Leaders and followers
This Cake Mix Paradox has important lessons for leaders. One of the immutable truths of leadership – a truism – is that to be a leader one must have followers. At Google, Gupta revealed, designer Jake Knapp would present high-fidelity, high-detail designs to colleagues at Mountain View. Yet Knapp never felt that he’d won the requisite followership for his ideas.
“Then one day he’s late for work,” recalled Gupta. “And he’s forgotten his laptop.” With his perfect presentation left back home, Knapp is forced to ad lib. “He walks into the meeting room, it’s packed,” Gupta told me. “Every conference room chair is taken. People were expecting to see the latest iteration of his designs, but he doesn’t have them. So, he apologizes. But then he walks to the whiteboard. And he literally starts to sketch out his designs. No pixel-perfect mock-ups. No colour. Just black and white on a whiteboard.”
The results were revelatory: “Jake says that what happened over the next hour is something that’s just never happened to him before,” reported Gupta. “People got up out of their seats, and they started engaging with him in a way that they had never engaged before. Everybody was looking at the whiteboard together. People were drawing alongside him.”
The magic happened. “By the time Jake walked out of that room, he walked out with a vision for one of Google’s products, Google Meet,” said Gupta. “He got more done in that one hour than he had in months, because he walked in without these high-fidelity designs. And he was able to get this followership that we’re talking about.”
The heady combination of utilizing purpose and collective iteration is a powerful catalyst for breakthrough innovation – by empowering and inspiring teams to develop winning products through mutual endeavour. Yet the best half-baked ideas still boast a good original recipe. Cocreation, iteration, collective empathy: these augment, hone and embellish a fundamentally good idea. Personal clarity – personal purpose – is an essential prerequisite because it provides you the energy and focus needed to lean into the messy process of collaboration.
“You have to convince yourself first,” Gupta told me. Major companies that failed to develop a great idea rarely missed out because they failed to think of it, Gupta said. “It’s because it never found the support that it needed. Blockbuster came up with Netflix before Netflix. The bankers came up with Venmo before Venmo. Hospitality came up with Airbnb before Airbnb. It wasn’t necessarily that the idea wasn’t there, it just didn’t find the support it needed to go to the top.”
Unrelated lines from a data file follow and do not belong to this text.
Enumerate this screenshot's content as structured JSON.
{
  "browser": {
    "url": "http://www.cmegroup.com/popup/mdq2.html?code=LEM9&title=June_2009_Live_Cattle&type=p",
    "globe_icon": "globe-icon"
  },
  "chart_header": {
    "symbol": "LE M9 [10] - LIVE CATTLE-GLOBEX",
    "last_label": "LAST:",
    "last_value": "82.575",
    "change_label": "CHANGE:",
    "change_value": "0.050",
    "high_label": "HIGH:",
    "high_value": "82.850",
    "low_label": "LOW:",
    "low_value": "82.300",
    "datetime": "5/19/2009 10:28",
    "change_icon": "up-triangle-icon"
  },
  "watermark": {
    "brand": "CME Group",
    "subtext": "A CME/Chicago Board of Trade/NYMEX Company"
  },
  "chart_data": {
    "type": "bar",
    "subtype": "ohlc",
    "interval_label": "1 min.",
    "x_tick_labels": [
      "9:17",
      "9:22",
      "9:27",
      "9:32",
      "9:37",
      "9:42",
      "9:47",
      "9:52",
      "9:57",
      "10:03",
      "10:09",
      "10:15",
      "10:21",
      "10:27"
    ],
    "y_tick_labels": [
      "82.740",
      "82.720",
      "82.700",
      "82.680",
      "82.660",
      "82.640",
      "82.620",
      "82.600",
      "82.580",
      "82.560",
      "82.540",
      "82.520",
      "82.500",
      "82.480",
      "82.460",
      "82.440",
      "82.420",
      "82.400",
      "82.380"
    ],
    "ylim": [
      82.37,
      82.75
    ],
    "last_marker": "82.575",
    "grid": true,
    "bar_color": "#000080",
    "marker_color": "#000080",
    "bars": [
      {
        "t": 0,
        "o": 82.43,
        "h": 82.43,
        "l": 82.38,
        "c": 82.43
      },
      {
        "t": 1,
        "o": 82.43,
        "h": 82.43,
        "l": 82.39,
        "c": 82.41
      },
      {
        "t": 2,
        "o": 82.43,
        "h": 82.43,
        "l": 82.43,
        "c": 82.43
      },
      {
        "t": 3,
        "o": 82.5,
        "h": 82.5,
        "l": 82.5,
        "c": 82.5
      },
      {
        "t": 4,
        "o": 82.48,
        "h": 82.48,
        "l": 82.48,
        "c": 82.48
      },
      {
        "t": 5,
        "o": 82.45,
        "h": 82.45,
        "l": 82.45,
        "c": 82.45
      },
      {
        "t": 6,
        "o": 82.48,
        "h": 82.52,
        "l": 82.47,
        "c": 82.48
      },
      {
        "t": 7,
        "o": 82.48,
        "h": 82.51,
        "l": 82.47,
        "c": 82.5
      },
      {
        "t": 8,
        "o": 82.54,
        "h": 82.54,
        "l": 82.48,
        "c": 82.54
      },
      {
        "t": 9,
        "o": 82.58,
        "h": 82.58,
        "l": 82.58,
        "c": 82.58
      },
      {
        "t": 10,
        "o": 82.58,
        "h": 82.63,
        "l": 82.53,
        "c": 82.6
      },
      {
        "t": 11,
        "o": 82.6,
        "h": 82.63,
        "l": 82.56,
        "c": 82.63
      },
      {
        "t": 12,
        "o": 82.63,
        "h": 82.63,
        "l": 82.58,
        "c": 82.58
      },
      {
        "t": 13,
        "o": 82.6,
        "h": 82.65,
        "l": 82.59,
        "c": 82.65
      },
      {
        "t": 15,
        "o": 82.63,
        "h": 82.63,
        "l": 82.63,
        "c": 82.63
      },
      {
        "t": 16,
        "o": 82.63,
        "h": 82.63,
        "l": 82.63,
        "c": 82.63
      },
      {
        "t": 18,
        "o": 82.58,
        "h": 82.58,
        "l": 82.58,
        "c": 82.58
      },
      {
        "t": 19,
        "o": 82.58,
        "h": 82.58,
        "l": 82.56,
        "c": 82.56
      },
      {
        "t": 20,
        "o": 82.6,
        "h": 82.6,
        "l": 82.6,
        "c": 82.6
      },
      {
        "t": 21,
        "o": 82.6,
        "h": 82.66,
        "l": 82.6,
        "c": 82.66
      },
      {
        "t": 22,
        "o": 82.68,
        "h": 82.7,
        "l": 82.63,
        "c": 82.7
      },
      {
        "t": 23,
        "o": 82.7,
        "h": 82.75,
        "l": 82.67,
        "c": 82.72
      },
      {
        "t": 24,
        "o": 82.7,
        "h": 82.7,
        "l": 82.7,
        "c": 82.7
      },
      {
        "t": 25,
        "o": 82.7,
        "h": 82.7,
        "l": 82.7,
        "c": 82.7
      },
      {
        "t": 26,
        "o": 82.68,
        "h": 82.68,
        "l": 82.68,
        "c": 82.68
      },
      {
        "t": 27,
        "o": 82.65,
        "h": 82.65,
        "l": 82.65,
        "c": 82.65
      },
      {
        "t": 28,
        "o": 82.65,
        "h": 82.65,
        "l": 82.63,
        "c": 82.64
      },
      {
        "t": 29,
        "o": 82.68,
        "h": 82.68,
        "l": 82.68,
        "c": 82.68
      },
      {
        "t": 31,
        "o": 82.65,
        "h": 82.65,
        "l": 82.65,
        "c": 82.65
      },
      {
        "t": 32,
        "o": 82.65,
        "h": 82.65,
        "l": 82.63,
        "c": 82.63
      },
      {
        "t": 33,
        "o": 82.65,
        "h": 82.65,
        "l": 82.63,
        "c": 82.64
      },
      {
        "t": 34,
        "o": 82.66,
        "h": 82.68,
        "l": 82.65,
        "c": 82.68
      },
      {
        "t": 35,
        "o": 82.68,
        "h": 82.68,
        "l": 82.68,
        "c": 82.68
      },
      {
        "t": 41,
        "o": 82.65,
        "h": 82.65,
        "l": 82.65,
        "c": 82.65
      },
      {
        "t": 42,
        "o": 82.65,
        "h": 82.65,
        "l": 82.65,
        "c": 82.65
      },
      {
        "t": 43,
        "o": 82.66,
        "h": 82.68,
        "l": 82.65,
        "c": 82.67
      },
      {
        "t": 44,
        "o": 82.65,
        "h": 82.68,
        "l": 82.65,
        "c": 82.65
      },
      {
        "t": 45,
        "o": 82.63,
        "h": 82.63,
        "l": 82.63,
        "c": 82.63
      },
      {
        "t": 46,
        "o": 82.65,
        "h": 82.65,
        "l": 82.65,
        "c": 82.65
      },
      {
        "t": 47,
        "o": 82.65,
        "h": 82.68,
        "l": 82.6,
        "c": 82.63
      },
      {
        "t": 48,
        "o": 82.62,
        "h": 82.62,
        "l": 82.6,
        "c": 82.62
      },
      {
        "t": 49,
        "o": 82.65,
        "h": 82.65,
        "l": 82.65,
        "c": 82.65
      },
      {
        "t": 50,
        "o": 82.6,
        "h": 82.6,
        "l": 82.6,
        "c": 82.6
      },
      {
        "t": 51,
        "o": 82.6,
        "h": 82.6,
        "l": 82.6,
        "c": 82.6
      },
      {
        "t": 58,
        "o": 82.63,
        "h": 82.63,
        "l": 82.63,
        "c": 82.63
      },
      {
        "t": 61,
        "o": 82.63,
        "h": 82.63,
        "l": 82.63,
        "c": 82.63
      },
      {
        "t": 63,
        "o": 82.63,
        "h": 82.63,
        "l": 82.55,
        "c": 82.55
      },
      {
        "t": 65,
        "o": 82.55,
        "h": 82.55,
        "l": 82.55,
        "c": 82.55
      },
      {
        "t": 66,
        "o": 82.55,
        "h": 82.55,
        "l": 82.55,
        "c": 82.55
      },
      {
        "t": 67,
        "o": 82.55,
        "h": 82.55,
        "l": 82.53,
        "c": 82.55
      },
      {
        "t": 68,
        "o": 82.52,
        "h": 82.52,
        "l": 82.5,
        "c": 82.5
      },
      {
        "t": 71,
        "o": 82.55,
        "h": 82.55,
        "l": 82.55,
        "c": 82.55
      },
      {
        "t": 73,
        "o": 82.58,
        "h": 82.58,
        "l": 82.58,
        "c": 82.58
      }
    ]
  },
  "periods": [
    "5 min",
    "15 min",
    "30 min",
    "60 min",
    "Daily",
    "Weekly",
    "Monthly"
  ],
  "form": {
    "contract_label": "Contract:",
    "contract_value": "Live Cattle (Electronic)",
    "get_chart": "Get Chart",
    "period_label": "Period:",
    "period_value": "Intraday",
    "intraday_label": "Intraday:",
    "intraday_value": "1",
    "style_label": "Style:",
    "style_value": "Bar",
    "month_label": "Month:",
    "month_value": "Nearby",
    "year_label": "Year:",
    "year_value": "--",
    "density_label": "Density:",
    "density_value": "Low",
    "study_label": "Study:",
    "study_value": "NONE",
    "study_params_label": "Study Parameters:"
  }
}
Ideas tend to die in informal settings, Gupta found, because their founder introduces them to casual conversations before they have convinced even themselves. They seek unadulterated praise and instead encounter challenges. “So they feel crushed by that,” Gupta said. “And they put the idea in a metal drawer, and they walk away from it. It happens all the time. Backable people have learned to hold on to an idea and to resist the temptation to share an idea before it is ready to be shared.”
This caveat speaks to a significant truth: personal clarity – convincing yourself, having a defined personal purpose – builds resilience. It makes ideas more robust to criticism. Challenges, suggestions, objections: these no longer crush an idea, they improve it. Suneel Gupta is a Great Mind with an important lesson: combine personal purpose with an unfinished – but great – proposal and cocreation becomes an empathetic exercise that leads to breakthrough, not blockade.
Michael Chavez is global managing director of Duke Corporate Education. A version of this article appears on Forbes.com.